We’ve learned, time and time again, that damming rivers causes all  sorts of problems for both nature and society—and yet we keep building  dams all over the world. World Rivers Review, the quarterly magazine of the advocacy group International Rivers, reports on the state of the world’s free-flowing rivers—those that remain, that is:

Of the world’s 177 largest rivers, only one-third are free  flowing, and just 21 rivers longer than 1,000 kilometers retain a direct  connection to the sea. Damming has led to species extinctions, loss of  prime farmland and forests, social upheaval, loss of clean water  supplies, dessicated wetlands, destroyed fisheries and more. …


Unfortunately, the nations building the most dams—India,  China, and Brazil—do not have legislation to protect the free-flowing  status of their rivers, and are not using the laws they do have to  protect important rivers.

Keep reading …

We’ve learned, time and time again, that damming rivers causes all sorts of problems for both nature and society—and yet we keep building dams all over the world. World Rivers Review, the quarterly magazine of the advocacy group International Rivers, reports on the state of the world’s free-flowing rivers—those that remain, that is:

Of the world’s 177 largest rivers, only one-third are free flowing, and just 21 rivers longer than 1,000 kilometers retain a direct connection to the sea.
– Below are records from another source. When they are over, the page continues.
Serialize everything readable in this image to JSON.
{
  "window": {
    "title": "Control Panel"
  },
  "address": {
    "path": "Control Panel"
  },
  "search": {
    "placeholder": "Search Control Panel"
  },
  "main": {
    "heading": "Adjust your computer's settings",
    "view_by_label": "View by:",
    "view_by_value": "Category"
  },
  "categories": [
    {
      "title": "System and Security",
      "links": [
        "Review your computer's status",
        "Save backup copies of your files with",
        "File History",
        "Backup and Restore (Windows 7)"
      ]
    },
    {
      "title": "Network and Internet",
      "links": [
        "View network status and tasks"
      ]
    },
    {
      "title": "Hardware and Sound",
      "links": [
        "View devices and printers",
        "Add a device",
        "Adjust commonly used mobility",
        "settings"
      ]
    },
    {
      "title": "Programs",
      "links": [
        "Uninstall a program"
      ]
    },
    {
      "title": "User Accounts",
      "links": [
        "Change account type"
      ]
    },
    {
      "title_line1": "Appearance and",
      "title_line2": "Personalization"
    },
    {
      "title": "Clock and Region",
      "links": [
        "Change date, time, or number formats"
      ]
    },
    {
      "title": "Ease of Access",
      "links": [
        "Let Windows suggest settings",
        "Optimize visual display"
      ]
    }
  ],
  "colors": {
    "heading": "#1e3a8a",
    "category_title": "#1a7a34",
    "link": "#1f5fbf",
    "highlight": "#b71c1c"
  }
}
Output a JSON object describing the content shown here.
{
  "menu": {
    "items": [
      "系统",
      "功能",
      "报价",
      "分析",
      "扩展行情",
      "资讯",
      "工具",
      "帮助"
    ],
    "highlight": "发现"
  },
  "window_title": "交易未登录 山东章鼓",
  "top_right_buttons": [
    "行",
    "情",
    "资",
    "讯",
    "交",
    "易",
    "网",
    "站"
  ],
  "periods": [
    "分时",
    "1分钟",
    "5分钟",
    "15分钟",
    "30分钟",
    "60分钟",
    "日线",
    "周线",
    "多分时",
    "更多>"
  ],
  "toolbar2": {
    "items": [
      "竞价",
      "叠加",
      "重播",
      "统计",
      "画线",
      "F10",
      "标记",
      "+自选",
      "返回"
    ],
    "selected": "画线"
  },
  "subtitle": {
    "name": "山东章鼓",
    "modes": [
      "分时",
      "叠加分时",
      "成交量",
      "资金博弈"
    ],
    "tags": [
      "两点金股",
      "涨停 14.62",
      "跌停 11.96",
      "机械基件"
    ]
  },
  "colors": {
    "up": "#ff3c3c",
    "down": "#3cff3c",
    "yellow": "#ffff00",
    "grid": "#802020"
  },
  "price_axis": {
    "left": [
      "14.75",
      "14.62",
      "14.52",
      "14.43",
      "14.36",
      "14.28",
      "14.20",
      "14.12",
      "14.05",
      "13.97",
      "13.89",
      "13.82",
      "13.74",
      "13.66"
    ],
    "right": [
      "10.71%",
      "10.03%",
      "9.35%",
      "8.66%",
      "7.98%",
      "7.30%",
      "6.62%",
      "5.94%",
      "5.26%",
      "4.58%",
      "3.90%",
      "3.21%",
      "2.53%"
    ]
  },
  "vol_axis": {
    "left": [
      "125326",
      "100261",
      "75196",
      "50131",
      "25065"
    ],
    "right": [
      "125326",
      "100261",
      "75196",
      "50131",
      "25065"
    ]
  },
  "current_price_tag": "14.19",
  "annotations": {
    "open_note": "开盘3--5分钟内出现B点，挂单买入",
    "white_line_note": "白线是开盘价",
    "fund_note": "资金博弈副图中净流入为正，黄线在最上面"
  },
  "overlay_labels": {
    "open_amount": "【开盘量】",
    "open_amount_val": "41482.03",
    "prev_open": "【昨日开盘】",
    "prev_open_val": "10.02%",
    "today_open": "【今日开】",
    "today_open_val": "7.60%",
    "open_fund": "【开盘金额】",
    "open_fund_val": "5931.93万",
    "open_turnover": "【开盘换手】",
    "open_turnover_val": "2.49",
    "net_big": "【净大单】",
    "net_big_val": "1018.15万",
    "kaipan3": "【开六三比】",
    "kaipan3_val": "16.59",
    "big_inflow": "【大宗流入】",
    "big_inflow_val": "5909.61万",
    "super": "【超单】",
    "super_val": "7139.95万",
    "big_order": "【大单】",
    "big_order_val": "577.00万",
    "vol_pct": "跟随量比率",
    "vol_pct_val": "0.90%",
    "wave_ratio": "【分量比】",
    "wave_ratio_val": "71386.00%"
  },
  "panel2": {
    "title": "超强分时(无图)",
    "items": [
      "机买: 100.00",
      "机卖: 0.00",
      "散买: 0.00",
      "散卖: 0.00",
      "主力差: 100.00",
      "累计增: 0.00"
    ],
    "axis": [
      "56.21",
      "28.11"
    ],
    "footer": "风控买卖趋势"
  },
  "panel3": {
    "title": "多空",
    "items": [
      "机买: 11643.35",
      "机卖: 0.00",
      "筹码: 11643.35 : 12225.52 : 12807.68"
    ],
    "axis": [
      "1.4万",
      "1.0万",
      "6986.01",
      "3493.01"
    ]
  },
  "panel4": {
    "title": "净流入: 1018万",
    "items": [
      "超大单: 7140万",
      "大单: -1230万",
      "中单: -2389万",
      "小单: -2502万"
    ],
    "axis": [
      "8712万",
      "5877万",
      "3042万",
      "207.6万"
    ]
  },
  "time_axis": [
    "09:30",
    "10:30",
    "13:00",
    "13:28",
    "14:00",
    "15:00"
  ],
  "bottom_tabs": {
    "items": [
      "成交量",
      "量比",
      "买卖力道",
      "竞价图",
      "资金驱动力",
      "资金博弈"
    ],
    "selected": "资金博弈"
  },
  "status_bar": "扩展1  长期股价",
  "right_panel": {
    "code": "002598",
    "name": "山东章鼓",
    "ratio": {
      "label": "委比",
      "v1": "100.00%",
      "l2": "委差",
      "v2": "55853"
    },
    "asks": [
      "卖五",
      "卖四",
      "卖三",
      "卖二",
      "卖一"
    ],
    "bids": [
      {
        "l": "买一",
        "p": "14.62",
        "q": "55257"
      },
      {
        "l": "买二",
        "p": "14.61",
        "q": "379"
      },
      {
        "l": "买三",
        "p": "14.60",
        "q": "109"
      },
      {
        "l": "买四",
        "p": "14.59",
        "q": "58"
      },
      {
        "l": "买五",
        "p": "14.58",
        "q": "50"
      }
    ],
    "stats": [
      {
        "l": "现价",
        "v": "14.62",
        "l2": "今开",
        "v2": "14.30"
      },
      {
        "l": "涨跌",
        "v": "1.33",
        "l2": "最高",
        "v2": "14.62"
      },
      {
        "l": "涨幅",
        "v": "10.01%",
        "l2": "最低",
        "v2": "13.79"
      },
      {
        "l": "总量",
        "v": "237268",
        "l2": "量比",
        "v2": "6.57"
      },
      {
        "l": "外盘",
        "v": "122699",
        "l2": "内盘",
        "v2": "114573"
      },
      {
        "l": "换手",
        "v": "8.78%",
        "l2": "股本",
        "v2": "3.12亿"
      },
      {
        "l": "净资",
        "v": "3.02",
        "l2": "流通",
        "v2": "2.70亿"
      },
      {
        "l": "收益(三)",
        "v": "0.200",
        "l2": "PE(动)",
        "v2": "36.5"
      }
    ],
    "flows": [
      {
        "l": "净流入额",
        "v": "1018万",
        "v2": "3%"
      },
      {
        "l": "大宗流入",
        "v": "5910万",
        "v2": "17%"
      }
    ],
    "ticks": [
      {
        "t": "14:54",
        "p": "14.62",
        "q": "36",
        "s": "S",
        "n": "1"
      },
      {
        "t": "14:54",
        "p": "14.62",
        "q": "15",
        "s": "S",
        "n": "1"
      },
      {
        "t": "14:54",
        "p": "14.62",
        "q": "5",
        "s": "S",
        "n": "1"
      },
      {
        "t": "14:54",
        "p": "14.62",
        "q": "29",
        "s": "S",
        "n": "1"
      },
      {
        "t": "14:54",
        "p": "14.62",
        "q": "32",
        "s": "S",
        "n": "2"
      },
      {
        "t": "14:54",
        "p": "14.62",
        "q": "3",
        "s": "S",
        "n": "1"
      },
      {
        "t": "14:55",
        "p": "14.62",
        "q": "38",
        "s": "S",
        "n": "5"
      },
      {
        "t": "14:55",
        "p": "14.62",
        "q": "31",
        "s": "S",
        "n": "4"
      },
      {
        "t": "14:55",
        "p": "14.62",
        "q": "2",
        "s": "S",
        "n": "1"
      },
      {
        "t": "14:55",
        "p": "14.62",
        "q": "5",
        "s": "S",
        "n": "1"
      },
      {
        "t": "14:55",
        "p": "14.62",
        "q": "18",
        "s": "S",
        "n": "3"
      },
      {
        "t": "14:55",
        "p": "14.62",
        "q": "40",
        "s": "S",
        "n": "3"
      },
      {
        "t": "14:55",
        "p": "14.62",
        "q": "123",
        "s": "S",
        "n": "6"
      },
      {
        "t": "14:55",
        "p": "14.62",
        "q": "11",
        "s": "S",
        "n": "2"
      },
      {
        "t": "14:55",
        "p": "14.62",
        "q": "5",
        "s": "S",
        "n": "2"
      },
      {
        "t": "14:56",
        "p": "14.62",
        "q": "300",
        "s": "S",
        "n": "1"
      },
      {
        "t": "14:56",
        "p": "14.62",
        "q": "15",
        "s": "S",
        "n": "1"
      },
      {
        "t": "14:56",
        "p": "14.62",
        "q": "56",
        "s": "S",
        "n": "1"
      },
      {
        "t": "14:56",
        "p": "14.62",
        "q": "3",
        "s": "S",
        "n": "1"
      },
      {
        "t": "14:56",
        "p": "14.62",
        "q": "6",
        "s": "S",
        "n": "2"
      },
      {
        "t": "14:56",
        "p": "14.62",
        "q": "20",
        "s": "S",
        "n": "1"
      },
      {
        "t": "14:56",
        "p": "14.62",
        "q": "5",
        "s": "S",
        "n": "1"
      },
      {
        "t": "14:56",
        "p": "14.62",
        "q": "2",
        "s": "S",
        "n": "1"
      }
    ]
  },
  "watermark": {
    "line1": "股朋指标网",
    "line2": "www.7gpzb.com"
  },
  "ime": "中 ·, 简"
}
Damming has led to species extinctions, loss of prime farmland and forests, social upheaval, loss of clean water supplies, dessicated wetlands, destroyed fisheries and more. …

Unfortunately, the nations building the most dams—India, China, and Brazil—do not have legislation to protect the free-flowing status of their rivers, and are not using the laws they do have to protect important rivers.

Keep reading …